At a recent Door County Tourism Zone Commission meeting, Door County Visitor Bureau President/CEO Jack Moneypenny mentioned that DC North has had a much more professional presence since Pearson came on board.

Thoreson fears the board doesn’t understand the value Pearson has brought to the organization.

“It seems money is so tight, it looks as if we will be cut out of the mix,” he said. “This will most likely, easily, put [DC North] out of business.”

Thoreson also sent a letter to the town board stating the same ideas, and the letter was sent out via the DC North mailing list on Oct. 6.

Asked via email about the letter, Town Chairman John Lowry wrote, “I informed Thor and Mary Ellen that the town is facing some difficult questions/decisions when it comes to next year’s budget. I told them that the most obvious and tempting item is to place the room tax monies back into the general fund as they had been in the past. What he forgot is my comment that I was not in favor of that and felt those monies ought to be spent on tourism-related expenditures.”

In a telephone call on the same subject, Lowry said that despite the budgetary challenges the town faces, it’s unlikely the board would vote to end funding for the community coordinator position.

“I think everybody is of the mindset, one year is not a good gauge. You have to give it time. It’s a relatively new organization in the sense of the people now involved in it. They’ve got to get their feet wet a little bit and find out what works and what doesn’t. I’m sure it helps having somebody devote the time she gives to it.”

What Should Happen Next?

Relationships between constituents and governmental bodies are often challenging, but need not always be so strained. Different sides to every issue can, and should, find a way to communicate, work together and meet on middle ground when there are disagreements. It takes efforts from both sides, no doubt. Here are some suggestions:

• Listen to other sides of an argument and give yourself time to consider what others say. Then, instead of reacting based on emotion or a perceived attack on your beliefs, you can give a sound, calm, respectful response.

• Understand yourself. Before you take a stand on an issue, consider the things that are driving you to care about that issue. Ask yourself how things in your personal life, professional life, background or fundamental beliefs affect the way you see an issue. Can you understand why others may see an issue in a different way? What is a fair way to come to terms with different beliefs?

• Acknowledge when those with differing beliefs make compromises, and thank them. Consider making a compromise in return.

Find common ground and build on it. When things get out of hand, take a step back and decide what things you and the other parties agree on. What are the best ways to enhance the things you both support?

• Avoid personal attacks. Sending raging emails, for example, does nothing but widen gaps between groups.

• Attend committee meetings. This was Mercier’s idea – attend committee meetings and get your ideas on the table at the ground level. Board meetings are typically the last step in the process, and you’re less likely to affect change at that point. Since committee meetings are typically smaller, you may have more opportunity for conversation with the committee members.

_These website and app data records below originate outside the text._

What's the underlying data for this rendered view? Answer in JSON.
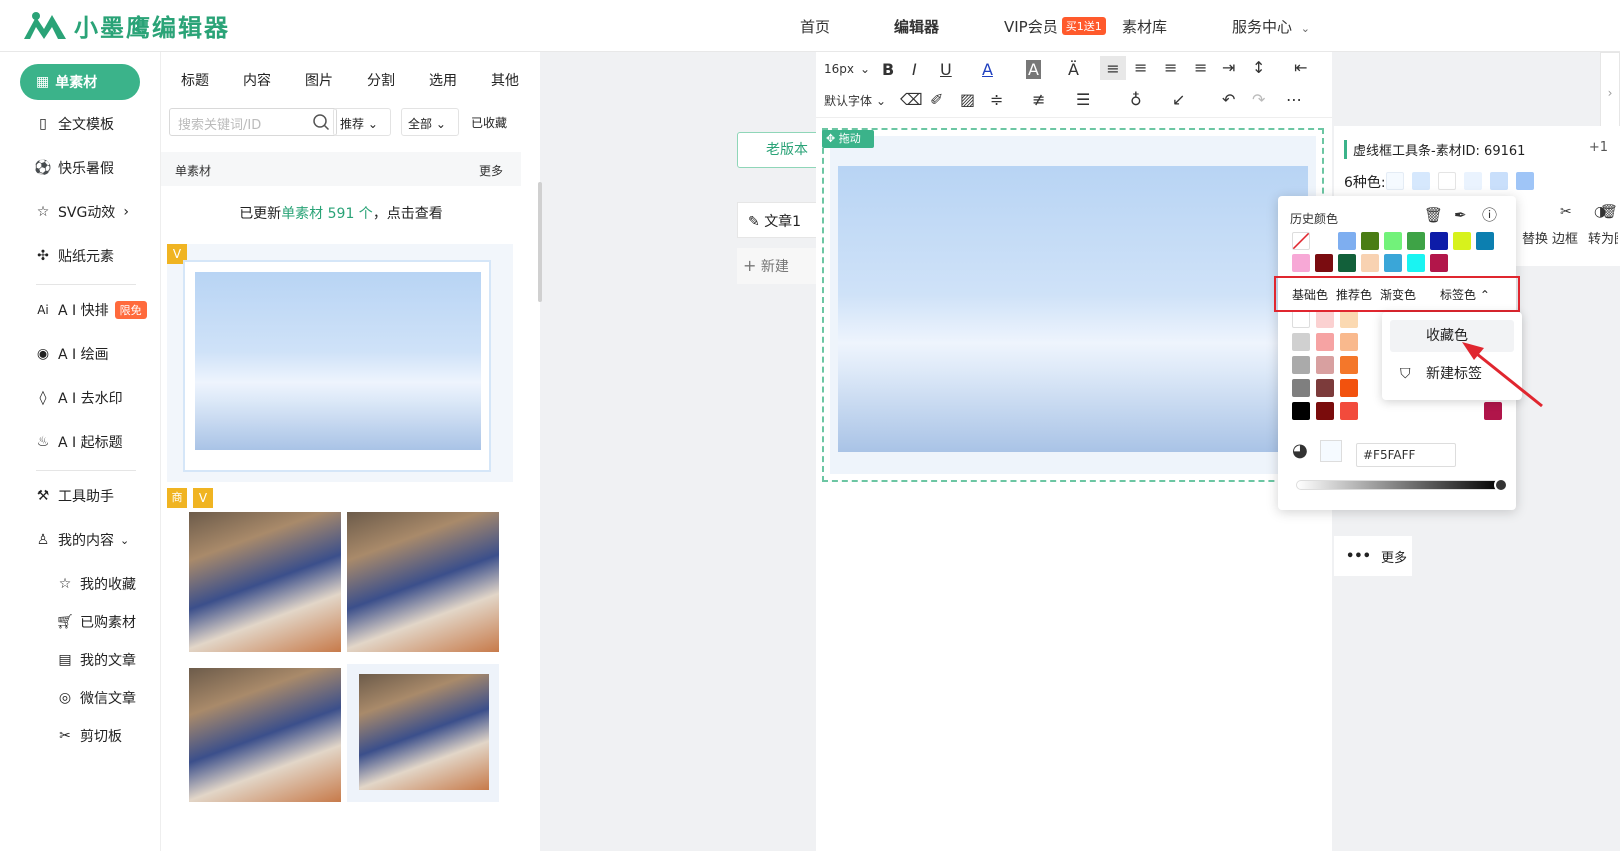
{
  "header": {
    "logo_text": "小墨鹰编辑器",
    "nav": [
      "首页",
      "编辑器",
      "VIP会员",
      "素材库",
      "服务中心"
    ],
    "vip_badge": "买1送1"
  },
  "leftnav": {
    "items": [
      {
        "label": "单素材",
        "icon": "grid-icon"
      },
      {
        "label": "全文模板",
        "icon": "template-icon"
      },
      {
        "label": "快乐暑假",
        "icon": "soccer-icon"
      },
      {
        "label": "SVG动效",
        "icon": "star-icon"
      },
      {
        "label": "贴纸元素",
        "icon": "puzzle-icon"
      },
      {
        "label": "A I 快排",
        "icon": "ai-icon",
        "badge": "限免"
      },
      {
        "label": "A I 绘画",
        "icon": "palette-icon"
      },
      {
        "label": "A I 去水印",
        "icon": "drop-icon"
      },
      {
        "label": "A I 起标题",
        "icon": "fire-icon"
      },
      {
        "label": "工具助手",
        "icon": "tools-icon"
      },
      {
        "label": "我的内容",
        "icon": "user-icon"
      }
    ],
    "sub_items": [
      "我的收藏",
      "已购素材",
      "我的文章",
      "微信文章",
      "剪切板"
    ]
  },
  "panel": {
    "tabs": [
      "标题",
      "内容",
      "图片",
      "分割",
      "选用",
      "其他"
    ],
    "search_placeholder": "搜索关键词/ID",
    "filter_sort": "推荐",
    "filter_scope": "全部",
    "favorites": "已收藏",
    "section_title": "单素材",
    "section_more": "更多",
    "update_prefix": "已更新",
    "update_highlight": "单素材 591 个",
    "update_suffix": "，点击查看",
    "badge_v": "V",
    "badge_shang": "商"
  },
  "editor": {
    "old_version": "老版本",
    "doc_tab": "文章1",
    "new_tab": "新建",
    "font_size": "16px",
    "font_family": "默认字体",
    "drag_label": "拖动"
  },
  "right_panel": {
    "title": "虚线框工具条-素材ID: 69161",
    "plus": "+1",
    "colors_label": "6种色:",
    "colors": [
      "#f5faff",
      "#d6e8fd",
      "#ffffff",
      "#eaf3fe",
      "#c9dffb",
      "#9fc5f7"
    ],
    "actions": [
      "替换",
      "边框",
      "转为图"
    ],
    "more": "更多"
  },
  "picker": {
    "history_label": "历史颜色",
    "history_colors": [
      "#7eaef0",
      "#4a7d14",
      "#72f27a",
      "#3ea346",
      "#0d1ca8",
      "#d7f21c",
      "#0c7fb0",
      "#f7a8d6",
      "#7a0c10",
      "#12603a",
      "#f8d2b2",
      "#3aa6d8",
      "#19f4f2",
      "#b2164a"
    ],
    "tabs": [
      "基础色",
      "推荐色",
      "渐变色",
      "标签色"
    ],
    "grid_colors": [
      [
        "#ffffff",
        "#fbd1d1",
        "#fbd9b1"
      ],
      [
        "#d0d0d0",
        "#f6a3a3",
        "#f9b98d"
      ],
      [
        "#aaaaaa",
        "#d8a0a0",
        "#f4772a"
      ],
      [
        "#7f7f7f",
        "#7c3b3b",
        "#f2520e"
      ],
      [
        "#000000",
        "#7a0c0c",
        "#f24b3c"
      ]
    ],
    "grid_right_colors": [
      [
        "#eed0dc"
      ],
      [
        "#d94a86"
      ],
      [
        "#c73c6a"
      ],
      [
        "#c22d52"
      ],
      [
        "#b0154a"
      ]
    ],
    "hex_value": "#F5FAFF",
    "dropdown": [
      "收藏色",
      "新建标签"
    ]
  }
}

• Address public input practices. The Liberty Grove Town Board discussed how they want to handle future public input before the “stand-in” at the Oct. 2 meeting. While they ultimately made no changes to the procedure, they discussed ideas to make it go smoother. These ideas should be given more consideration.

Supervisor Nancy Goss suggested increasing individual public input time from just three minutes to three to five minutes, and supervisor Frank Forkert suggested not allowing individuals to address the board more than once on the same issue. Others said board supervisors should have an egg timer on hand to help them keep track of everyone who addresses the board.